The purpose of the DEIS is to update the management of the Columbia River system operations, since conditions have changed since the last EIS in 2002.
The DEIS evaluates impacts to resources in the context of new information and changed conditions in the Columbia River basin. The DEIS also responds to a 2016 U.S District Court order which stated that the DEIS must ensure that management would not jeopardize the continued existence of species listed under the Endangered Species Act, or adversely affect designated critical habitat. The order states that the DEIS must also strive to improve the survival of both juvenile and adult salmon in the main Columbia/Snake migration corridor.
The Council’s letter expresses concerns that the DEIS does not incorporate the Council’s previous recommendations; does not include an “anadromous fish-focused” alternative in the range of alternatives; does not include an equitable economic analysis of recreational, commercial, and tribal fisheries; does not sufficiently account for the impacts of climate change, or avoid and mitigate increased water temperatures; does not sufficiently assess the benefits of configurations and operations that restore or improve essential fish habitat for salmonids; and that the preferred alternative is not a sufficient improvement over the No Action Alternative and, therefore, fails to meet a number of regional requirements, goals, and objectives for salmon (e.g., Endangered Species Act, Northwest Power Act, Northwest Power and Conservation Council Fish and Wildlife Program Recovery and Harvest Goals, Columbia Basin Partnership Task Force Goals, and state water quality standards).

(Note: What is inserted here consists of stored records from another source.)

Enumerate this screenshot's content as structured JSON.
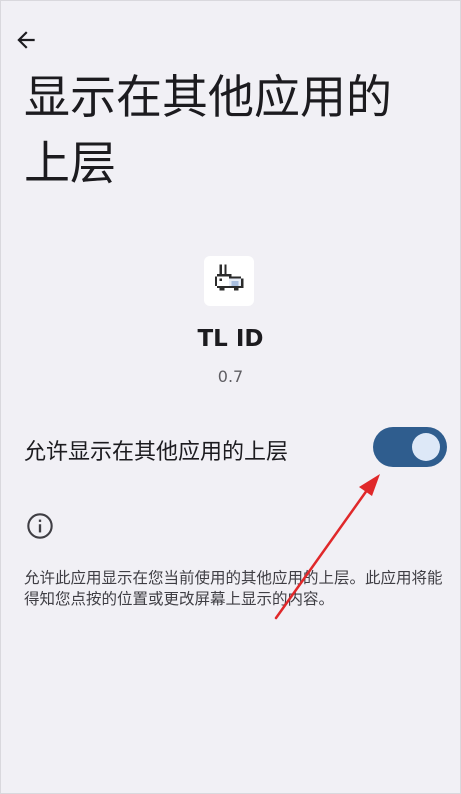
{
  "header": {
    "back_icon": "arrow-back-icon",
    "title": "显示在其他应用的上层"
  },
  "app": {
    "icon": "rabbit-icon",
    "name": "TL ID",
    "version": "0.7"
  },
  "permission": {
    "toggle_label": "允许显示在其他应用的上层",
    "toggle_state": "on",
    "switch_color": "#2f5d8e",
    "info_icon": "info-icon",
    "description": "允许此应用显示在您当前使用的其他应用的上层。此应用将能得知您点按的位置或更改屏幕上显示的内容。"
  },
  "annotation": {
    "type": "red-arrow",
    "color": "#e0282a"
  }
}
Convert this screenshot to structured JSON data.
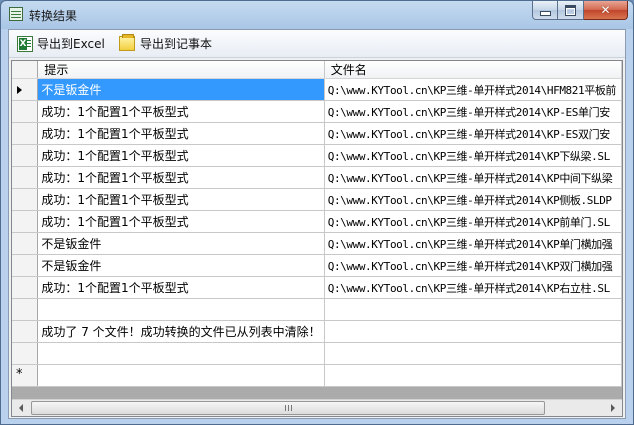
{
  "window": {
    "title": "转换结果"
  },
  "toolbar": {
    "export_excel_label": "导出到Excel",
    "export_notepad_label": "导出到记事本"
  },
  "grid": {
    "columns": [
      "提示",
      "文件名"
    ],
    "rows": [
      {
        "hint": "不是钣金件",
        "file": "Q:\\www.KYTool.cn\\KP三维-单开样式2014\\HFM821平板前",
        "selected": true
      },
      {
        "hint": "成功：1个配置1个平板型式",
        "file": "Q:\\www.KYTool.cn\\KP三维-单开样式2014\\KP-ES单门安"
      },
      {
        "hint": "成功：1个配置1个平板型式",
        "file": "Q:\\www.KYTool.cn\\KP三维-单开样式2014\\KP-ES双门安"
      },
      {
        "hint": "成功：1个配置1个平板型式",
        "file": "Q:\\www.KYTool.cn\\KP三维-单开样式2014\\KP下纵梁.SL"
      },
      {
        "hint": "成功：1个配置1个平板型式",
        "file": "Q:\\www.KYTool.cn\\KP三维-单开样式2014\\KP中间下纵梁"
      },
      {
        "hint": "成功：1个配置1个平板型式",
        "file": "Q:\\www.KYTool.cn\\KP三维-单开样式2014\\KP侧板.SLDP"
      },
      {
        "hint": "成功：1个配置1个平板型式",
        "file": "Q:\\www.KYTool.cn\\KP三维-单开样式2014\\KP前单门.SL"
      },
      {
        "hint": "不是钣金件",
        "file": "Q:\\www.KYTool.cn\\KP三维-单开样式2014\\KP单门横加强"
      },
      {
        "hint": "不是钣金件",
        "file": "Q:\\www.KYTool.cn\\KP三维-单开样式2014\\KP双门横加强"
      },
      {
        "hint": "成功：1个配置1个平板型式",
        "file": "Q:\\www.KYTool.cn\\KP三维-单开样式2014\\KP右立柱.SL"
      },
      {
        "hint": "",
        "file": ""
      },
      {
        "hint": "成功了 7 个文件！成功转换的文件已从列表中清除！",
        "file": ""
      },
      {
        "hint": "",
        "file": ""
      }
    ],
    "new_row_marker": "*"
  },
  "colors": {
    "selection": "#3399ff"
  }
}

In summary, the letter states “we find the DEIS (and the preferred alternative in particular) insufficient to provide the recovery actions necessary for ESA-listed stocks, or to provide healthy and harvestable Columbia Basin salmon populations necessary to support sustainable commercial, recreational, and tribal fisheries that the Council’s constituencies depend on. We also recognize there is an urgent need for stakeholders to come to long-term solutions that provides reasonable certainty to the objectives of all interests.”